### Your assignment
In the material below, find each line with the string "BULLISH" and copy it.

### Excerpted data
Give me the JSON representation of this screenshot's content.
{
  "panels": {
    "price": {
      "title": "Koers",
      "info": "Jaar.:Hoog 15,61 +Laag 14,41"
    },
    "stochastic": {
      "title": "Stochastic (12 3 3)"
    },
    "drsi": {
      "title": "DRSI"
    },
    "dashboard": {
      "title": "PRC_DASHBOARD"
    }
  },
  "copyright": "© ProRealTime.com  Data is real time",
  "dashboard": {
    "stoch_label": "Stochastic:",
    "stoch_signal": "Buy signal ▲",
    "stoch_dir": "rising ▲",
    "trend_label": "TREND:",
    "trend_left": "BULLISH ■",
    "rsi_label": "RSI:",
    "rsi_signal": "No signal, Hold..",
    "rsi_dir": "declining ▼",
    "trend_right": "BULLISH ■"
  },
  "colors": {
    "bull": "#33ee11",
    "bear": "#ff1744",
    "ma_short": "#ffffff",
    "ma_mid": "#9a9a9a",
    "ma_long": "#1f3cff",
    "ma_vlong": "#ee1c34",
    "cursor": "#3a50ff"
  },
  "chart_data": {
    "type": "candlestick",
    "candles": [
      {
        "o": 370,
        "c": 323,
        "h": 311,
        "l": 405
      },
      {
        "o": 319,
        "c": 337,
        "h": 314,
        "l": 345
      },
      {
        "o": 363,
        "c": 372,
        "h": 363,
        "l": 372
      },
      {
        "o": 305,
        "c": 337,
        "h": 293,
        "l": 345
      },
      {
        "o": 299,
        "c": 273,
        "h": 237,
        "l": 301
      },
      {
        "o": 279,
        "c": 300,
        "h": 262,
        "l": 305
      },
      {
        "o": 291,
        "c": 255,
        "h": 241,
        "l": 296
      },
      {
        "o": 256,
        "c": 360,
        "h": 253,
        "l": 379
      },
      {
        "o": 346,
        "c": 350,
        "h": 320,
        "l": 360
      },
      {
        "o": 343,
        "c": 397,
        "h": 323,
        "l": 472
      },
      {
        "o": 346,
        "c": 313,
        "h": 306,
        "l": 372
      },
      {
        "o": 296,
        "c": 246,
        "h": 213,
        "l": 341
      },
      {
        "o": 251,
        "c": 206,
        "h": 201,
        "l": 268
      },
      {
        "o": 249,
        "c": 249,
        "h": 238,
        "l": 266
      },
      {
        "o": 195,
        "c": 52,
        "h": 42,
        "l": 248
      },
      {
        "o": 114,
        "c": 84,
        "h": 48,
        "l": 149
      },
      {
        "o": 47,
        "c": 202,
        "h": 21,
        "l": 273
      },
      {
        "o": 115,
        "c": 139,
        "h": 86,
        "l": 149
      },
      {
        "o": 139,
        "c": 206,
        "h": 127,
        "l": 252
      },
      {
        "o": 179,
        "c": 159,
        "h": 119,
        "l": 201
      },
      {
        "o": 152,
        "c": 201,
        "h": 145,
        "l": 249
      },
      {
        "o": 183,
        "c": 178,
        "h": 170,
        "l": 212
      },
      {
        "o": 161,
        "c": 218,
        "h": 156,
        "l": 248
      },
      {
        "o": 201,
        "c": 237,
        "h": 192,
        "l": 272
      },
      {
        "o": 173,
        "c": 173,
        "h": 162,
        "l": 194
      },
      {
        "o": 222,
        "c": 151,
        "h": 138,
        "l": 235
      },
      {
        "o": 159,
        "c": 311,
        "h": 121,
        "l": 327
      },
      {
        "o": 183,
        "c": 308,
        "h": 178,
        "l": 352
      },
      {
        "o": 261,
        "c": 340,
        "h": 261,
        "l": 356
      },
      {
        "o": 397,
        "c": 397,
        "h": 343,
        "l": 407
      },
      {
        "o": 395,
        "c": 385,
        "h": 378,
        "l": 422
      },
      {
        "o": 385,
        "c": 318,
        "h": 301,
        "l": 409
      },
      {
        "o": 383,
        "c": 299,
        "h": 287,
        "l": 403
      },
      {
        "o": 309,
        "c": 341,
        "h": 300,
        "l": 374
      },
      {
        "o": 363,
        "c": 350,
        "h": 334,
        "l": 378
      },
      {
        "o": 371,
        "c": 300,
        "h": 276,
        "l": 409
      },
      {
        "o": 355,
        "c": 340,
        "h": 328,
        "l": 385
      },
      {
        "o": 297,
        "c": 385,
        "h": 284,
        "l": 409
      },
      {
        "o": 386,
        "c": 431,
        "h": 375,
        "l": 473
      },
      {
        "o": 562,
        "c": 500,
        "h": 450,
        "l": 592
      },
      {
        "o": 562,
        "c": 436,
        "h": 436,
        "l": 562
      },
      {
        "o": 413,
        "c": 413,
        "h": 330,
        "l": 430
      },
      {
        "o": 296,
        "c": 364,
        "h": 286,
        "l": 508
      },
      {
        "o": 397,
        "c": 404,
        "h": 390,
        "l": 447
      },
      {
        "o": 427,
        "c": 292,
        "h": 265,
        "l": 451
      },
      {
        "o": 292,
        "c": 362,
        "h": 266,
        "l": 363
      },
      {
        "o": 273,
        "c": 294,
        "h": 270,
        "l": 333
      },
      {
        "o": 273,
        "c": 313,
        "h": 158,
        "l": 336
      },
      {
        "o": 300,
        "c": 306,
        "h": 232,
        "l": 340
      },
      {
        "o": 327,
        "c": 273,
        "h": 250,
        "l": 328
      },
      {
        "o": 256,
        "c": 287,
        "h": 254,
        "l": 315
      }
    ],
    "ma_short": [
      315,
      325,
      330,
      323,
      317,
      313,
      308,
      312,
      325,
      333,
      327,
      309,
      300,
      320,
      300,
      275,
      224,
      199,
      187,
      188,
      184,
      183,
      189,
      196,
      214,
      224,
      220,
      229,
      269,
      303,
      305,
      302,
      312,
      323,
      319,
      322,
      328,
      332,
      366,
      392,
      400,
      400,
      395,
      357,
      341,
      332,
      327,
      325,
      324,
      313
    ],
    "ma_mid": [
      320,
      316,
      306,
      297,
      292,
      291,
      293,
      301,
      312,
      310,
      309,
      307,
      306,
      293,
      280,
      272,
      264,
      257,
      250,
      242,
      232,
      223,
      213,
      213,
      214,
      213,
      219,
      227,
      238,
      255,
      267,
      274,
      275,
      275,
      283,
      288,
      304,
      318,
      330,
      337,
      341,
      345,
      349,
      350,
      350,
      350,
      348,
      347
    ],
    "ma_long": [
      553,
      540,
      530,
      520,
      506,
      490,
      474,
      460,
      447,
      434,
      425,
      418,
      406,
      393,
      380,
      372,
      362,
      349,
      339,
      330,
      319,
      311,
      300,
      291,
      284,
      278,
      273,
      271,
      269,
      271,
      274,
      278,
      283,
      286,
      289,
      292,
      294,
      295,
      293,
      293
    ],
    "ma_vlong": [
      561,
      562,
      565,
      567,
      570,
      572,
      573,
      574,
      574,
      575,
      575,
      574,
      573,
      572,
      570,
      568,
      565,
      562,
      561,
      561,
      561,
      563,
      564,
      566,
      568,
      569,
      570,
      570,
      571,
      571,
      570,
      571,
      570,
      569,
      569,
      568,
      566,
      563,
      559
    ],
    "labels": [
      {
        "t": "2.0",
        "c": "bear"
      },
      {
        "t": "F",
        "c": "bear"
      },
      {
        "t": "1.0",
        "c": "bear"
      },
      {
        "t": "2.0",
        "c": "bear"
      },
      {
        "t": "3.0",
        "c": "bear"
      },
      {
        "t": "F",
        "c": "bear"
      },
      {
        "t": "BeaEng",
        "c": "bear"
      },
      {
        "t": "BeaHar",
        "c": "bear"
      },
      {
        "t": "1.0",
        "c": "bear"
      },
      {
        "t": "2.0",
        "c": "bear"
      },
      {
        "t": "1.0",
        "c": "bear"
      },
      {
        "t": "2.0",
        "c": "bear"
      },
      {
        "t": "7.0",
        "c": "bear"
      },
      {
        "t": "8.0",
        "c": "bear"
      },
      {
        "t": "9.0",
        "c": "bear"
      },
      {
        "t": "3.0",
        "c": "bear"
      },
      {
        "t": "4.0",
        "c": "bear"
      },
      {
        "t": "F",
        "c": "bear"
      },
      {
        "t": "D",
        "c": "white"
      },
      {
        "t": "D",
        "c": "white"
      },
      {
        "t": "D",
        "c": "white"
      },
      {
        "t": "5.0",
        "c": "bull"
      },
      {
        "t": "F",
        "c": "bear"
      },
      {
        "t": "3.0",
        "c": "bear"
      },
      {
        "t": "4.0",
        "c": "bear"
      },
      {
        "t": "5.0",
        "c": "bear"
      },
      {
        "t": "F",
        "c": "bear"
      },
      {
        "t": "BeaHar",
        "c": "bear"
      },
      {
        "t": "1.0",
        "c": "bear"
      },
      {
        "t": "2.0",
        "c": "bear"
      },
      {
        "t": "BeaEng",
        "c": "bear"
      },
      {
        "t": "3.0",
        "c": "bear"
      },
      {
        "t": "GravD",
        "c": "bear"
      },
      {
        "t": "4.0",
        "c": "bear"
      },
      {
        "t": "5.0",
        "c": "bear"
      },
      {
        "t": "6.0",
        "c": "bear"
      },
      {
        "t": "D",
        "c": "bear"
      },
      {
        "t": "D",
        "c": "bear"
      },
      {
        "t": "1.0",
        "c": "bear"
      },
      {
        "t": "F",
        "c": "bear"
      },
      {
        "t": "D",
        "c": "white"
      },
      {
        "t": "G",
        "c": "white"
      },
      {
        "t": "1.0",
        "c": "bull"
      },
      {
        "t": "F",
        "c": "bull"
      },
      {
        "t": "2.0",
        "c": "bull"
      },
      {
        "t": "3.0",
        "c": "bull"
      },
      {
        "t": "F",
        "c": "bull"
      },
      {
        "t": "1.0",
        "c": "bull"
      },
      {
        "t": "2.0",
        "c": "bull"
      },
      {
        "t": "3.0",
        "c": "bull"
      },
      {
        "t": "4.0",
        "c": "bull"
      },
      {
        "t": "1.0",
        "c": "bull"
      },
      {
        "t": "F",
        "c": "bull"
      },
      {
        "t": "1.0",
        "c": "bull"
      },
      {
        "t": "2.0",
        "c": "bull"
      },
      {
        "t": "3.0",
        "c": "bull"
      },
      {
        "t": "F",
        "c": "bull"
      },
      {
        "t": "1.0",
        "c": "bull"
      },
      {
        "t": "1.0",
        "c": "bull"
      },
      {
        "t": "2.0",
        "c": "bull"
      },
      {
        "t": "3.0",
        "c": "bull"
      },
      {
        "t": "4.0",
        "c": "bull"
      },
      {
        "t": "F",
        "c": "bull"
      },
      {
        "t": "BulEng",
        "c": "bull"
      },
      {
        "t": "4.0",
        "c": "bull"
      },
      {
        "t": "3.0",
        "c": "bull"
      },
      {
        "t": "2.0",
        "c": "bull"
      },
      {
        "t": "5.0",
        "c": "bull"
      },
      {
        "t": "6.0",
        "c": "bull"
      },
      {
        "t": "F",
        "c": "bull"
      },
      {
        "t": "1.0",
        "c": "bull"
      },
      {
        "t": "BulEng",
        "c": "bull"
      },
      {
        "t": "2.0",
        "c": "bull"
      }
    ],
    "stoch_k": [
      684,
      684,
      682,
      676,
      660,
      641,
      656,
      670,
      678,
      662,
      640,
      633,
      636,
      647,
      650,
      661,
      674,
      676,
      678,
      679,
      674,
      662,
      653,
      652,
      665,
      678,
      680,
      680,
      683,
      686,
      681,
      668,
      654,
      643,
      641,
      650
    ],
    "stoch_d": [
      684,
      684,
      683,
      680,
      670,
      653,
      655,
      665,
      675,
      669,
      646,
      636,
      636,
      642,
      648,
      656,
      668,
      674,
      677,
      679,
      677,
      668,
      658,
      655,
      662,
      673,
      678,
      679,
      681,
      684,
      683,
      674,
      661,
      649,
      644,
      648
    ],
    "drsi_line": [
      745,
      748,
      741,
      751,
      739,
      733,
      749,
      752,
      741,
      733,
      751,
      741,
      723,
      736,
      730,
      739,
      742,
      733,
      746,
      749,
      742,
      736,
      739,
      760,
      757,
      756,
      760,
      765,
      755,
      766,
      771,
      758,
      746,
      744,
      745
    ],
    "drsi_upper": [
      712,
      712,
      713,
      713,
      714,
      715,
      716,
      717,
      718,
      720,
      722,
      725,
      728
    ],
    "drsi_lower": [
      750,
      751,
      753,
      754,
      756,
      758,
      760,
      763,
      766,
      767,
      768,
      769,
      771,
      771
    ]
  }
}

### Solution to this problem
    "trend_left": "BULLISH ■",
    "trend_right": "BULLISH ■"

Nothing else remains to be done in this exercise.